I also read an article admonishing women not to use lightening creams on their babies or eat only white foods while pregnant in a vain attempt to have a light-skinned baby, but rather to accept the beauty of all skin colors. They must find the tanning toasting flesh out by the pool inconceivable.
Someone asked if all the photos on here are mine. You may assume that they are. If I use someone else's they'll credited.
I had housekeeping send us a babysitter so I could go running today. The kids loved her. About $20 for a minimum of 2 hours. I only had scheduled one hour, but went ahead and paid her for the 2, letting her go at one. (Pushover, I know, but she was a sweetheart. I shall schedule better next time).
Naturally I chose high noon for my trial run, the worst part of the day. Looking to challenge myself. Let me tell you right now, people: running in the middle of the day in the Middle East is no joke.
I have no idea how far I went, but I was out there for 30-40 minutes, more than long enough to run a 5k at my very slowest, and I wasn't going my slowest. It actually felt as though my skin was burning, that way-too-close-to-the-fire sensation, when I slowed down and didn't get the wind factor.
I'd gone out with a frozen bottle of water, topping it with one inch of cold water, figuring that when it was almost thawed I'd head back.
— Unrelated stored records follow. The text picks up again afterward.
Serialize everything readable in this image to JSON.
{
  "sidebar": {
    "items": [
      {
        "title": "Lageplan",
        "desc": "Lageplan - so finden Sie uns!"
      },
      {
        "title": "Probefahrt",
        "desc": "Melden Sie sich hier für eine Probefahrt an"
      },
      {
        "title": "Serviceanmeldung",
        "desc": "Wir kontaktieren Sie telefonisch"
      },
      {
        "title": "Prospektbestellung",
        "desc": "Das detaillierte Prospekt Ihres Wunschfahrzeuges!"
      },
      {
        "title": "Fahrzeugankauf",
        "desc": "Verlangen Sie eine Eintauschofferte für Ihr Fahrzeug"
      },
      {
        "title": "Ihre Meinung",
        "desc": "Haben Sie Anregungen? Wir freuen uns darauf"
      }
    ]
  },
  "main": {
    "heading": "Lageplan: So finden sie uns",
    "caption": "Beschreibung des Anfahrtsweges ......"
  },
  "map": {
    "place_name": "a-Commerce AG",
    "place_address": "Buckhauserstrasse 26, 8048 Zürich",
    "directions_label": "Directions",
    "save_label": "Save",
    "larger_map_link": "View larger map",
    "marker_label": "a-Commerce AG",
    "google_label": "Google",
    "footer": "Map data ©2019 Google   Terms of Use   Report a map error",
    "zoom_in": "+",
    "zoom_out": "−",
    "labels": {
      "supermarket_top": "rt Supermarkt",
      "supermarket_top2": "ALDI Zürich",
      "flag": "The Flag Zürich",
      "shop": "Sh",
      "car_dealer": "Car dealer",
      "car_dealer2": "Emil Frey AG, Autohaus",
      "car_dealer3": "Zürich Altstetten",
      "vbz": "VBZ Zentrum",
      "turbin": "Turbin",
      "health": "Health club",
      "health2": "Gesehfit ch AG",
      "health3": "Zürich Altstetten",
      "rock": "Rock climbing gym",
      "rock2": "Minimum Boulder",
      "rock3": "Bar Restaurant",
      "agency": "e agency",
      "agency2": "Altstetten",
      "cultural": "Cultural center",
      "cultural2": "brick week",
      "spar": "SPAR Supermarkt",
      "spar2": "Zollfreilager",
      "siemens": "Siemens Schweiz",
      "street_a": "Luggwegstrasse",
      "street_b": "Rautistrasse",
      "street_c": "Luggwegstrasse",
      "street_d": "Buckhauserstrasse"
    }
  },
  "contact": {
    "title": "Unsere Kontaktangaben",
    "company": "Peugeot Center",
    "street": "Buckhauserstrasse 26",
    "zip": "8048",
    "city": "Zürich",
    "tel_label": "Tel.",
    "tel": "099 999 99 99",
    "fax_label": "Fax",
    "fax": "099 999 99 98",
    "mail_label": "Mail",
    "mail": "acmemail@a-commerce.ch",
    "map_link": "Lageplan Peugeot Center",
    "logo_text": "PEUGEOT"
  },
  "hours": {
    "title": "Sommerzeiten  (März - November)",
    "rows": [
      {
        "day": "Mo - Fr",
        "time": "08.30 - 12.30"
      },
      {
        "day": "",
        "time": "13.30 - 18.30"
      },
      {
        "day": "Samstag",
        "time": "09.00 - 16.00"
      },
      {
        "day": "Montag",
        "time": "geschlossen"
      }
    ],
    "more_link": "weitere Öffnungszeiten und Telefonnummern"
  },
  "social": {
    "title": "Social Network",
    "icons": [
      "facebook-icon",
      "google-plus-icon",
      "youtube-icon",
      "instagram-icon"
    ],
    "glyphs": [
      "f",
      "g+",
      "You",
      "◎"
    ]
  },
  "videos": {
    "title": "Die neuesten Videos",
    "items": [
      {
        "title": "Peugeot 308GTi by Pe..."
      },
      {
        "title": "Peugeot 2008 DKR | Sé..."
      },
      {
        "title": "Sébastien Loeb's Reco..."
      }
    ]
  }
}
I thought to be safe I'd sort of circle near home, never be more than 1/2 mile away.
At 108 F ("feels like 118", according to TWC, and 31% humidity, not too bad,) I think I went less than a mile before it was completely melted. This was a bottle that was frozen solid.
When I came back I went straight to the shower, putting a cold washcloth on my neck while I stripped and was that ever a good shower. My ears were ringing, something that usually happens after a serious sprint at the end of a race, but my breathing was back to normal before I was even in the room, so I took that as a favorable sign. The red cheeks you see in the photograph are after at least 10 minutes of cold water (and when it started to heat up a bit I swore internally. I wanted Arctic! I wanted glacial! Bring on the cold!) and at least 20 minutes of air conditioning after that.
The next time I run I hope to be with the Dubai Creek Striders at 6 AM on Saturday. Now, they know when to run, and now I know I can hang with the distance.
For those of you who think I'm crazy, I offer the following evidence:
Gotta be fast to keep up with these two.